November 30, 2009

What Would Mary Poppins Do?

The first day of rehearsal for "Finian's Rainbow," Alissa Zulvergold brought packets of the multicolored candy Skittles to the three children in the cast. Since then, Ms. Zulvergold, the hit Broadway revival's kid wrangler—she keeps the little performers in line, on their toes and out of everyone else's hair—has diligently worked the rainbow connection. She festooned the children's scripts with rainbow stickers, put bright-hued soaps and markers in their dressing room, and bought them rainbow-colored slinkies and tote bags as opening-night gifts. "I want them to know that they may be the smallest ones there," said Ms. Zulvergold, 26, "but they're just as important as anyone else in the production. They're part of the rainbow."

According to the Actors Equity production contract, shows employing cast members under the age of 18 must provide a "responsible person" to supervise them during rehearsals and performances. Currently, the list includes "Billy Elliot," "Mary Poppins," "The Lion King," "Ragtime," "Shrek," "West Side Story," "Bye Bye Birdie," "South Pacific" and, of course, "Finian's Rainbow."

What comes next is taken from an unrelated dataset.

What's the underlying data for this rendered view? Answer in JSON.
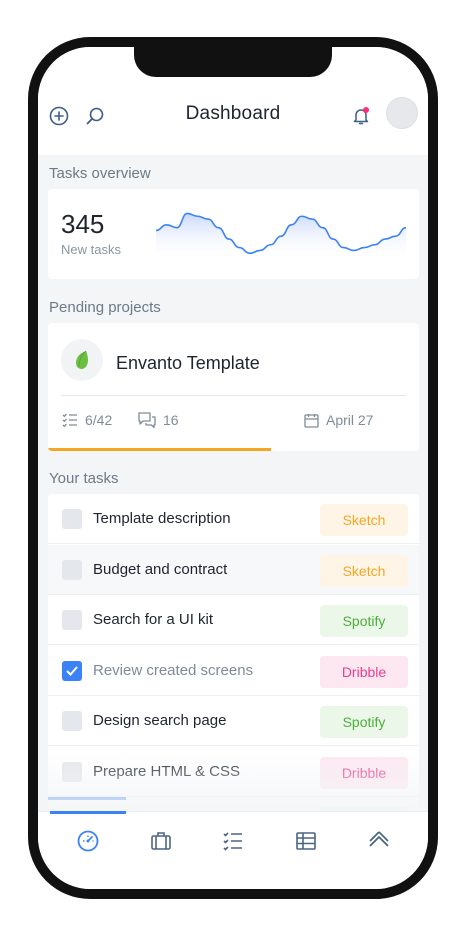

The technical term for the job is guardian; child wrangler is the barely tolerated nickname. "That makes it sound like we're tending cattle," said John V. Fahey, one of a core group of nine guardians watching over the two dozen young "Billy Elliot" performers. Read More